  25. After viewing the article I must admit that I am shocked to realize that true peace is to be happy with yourself. In other words, to be satisfied with your life to the point of reaching piece. Enlightenment was always something that I figured was out of my reach because of the person I have become. Inner peace would mean holding no grudges, no judgmental thoughts, nothing against the world you live in. I find that the practice of seeking enlightenment is ok especially because enlightenment can mean a different thing to different people. The practice is completely fine but it can’t really be defined f everyone has a different definition of it. In my personal opinion I still think that enlightenment is a journey for myself.
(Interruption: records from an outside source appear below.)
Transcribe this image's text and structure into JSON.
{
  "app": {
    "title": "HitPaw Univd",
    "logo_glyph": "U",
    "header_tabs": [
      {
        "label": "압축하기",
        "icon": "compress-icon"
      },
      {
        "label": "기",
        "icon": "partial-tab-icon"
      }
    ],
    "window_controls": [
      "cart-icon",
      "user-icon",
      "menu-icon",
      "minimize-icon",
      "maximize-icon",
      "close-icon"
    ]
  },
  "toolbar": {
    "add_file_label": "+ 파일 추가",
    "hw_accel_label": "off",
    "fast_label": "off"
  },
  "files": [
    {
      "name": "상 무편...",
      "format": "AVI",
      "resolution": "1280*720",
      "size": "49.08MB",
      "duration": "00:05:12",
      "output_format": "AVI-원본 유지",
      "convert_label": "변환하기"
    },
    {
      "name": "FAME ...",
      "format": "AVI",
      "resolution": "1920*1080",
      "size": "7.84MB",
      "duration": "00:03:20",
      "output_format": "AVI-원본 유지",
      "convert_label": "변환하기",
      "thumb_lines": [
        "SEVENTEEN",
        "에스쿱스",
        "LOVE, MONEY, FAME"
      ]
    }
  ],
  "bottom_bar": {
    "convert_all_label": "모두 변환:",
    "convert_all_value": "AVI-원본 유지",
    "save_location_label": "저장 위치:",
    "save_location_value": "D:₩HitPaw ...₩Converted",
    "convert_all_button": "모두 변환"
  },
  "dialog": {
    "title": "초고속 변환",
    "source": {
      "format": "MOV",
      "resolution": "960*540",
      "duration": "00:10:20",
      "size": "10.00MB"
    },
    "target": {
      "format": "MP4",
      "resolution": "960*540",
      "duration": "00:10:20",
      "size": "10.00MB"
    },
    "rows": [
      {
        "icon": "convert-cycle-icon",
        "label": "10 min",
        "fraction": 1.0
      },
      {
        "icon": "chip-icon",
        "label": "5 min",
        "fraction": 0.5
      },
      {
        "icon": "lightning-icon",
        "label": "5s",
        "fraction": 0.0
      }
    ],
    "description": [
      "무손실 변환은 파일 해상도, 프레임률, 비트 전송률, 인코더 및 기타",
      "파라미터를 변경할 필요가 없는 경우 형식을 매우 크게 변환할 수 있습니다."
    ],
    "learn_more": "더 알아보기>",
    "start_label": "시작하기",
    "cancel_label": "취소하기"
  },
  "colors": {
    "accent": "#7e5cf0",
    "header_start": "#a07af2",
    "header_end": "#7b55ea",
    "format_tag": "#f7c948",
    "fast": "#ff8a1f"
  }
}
The closest I will ever get to enlightenment is to forgive those who have wronged me, no more grudges and just smooth sailing through life. To be at my best is the ultimate goal and be able to help others if they need it. I agree with Josh when he states that the overall point of the article is to show that we have always misinterpreted the idea of enlightenment.

  26. Elina St. Ogne, disillusions the readers in matters regarding the true meaning of enlightenment throughout the article, “Enlightenment: Is it really what we think it is?” Enlightenment is to have “a rational, modern, and well informed outlook” according to the dictionary, instead of the preconceived image most of us has of a meditating Buddha. I agree so much with the author because Enlightenment is not about being zen and having the “I’m in tune with the world” attitude instead it is a mindset which can be reached by anyone.

    I do not agree with the “practice” of enlightenment because enlightenment is more of a state of acceptance rather than a repeated exercise to constantly think about. My goal as a human being is to grow both physically and mentally, not to take the little things too seriously, and just live my life. That is my personal definition of enlightenment. I also agree with Benjamin T. when he says, “ my aim is never to become like them (mentors, peers, etc.); it is to grasp their good qualities and apply them to my life” because we could all learn something from each other. Everyone is an expert at their own interest which the world could benefit from.

  27. Elina St Onge’s article, “Enlightenment: Is It Really What We Think It Is?” delves into the idea that to reach enlightenment, one must accept the natural state or in other words accept who we are naturally. It’s not about pretending to be something you are not in order to be able to boast about reaching the enlightened state. Though the idea of being natural to reach enlightenment seems great, I do think that there’s nothing wrong with trying to change to become a better person. Like Jose said, “In my eyes, to be enlightened means to have a profound understanding of any aspects of the world, human nature, or ourselves and although I may be on that path, but I’m not there yet.” I want to be comfortable with my natural state but also be aware of flaws to understand my nature and the world’s. I think that of everyone just did what was natural and didn’t try to change, we’d live in a world of hurt. For example, if a person is naturally explosive, they are likely to speak without thinking. That can lead to hurting others, even when they don’t mean to. Overall, I think to reach enlightenment, one needs to balance the acceptance of what we can’t change and what we can.

Leave a Reply

Please log in using one of these methods to post your comment:

WordPress.com Logo

You are commenting using your WordPress.com account. Log Out / Change )

Twitter picture

You are commenting using your Twitter account. Log Out / Change )

Facebook photo

You are commenting using your Facebook account. Log Out / Change )

Google+ photo

You are commenting using your Google+ account. Log Out / Change )

Connecting to %s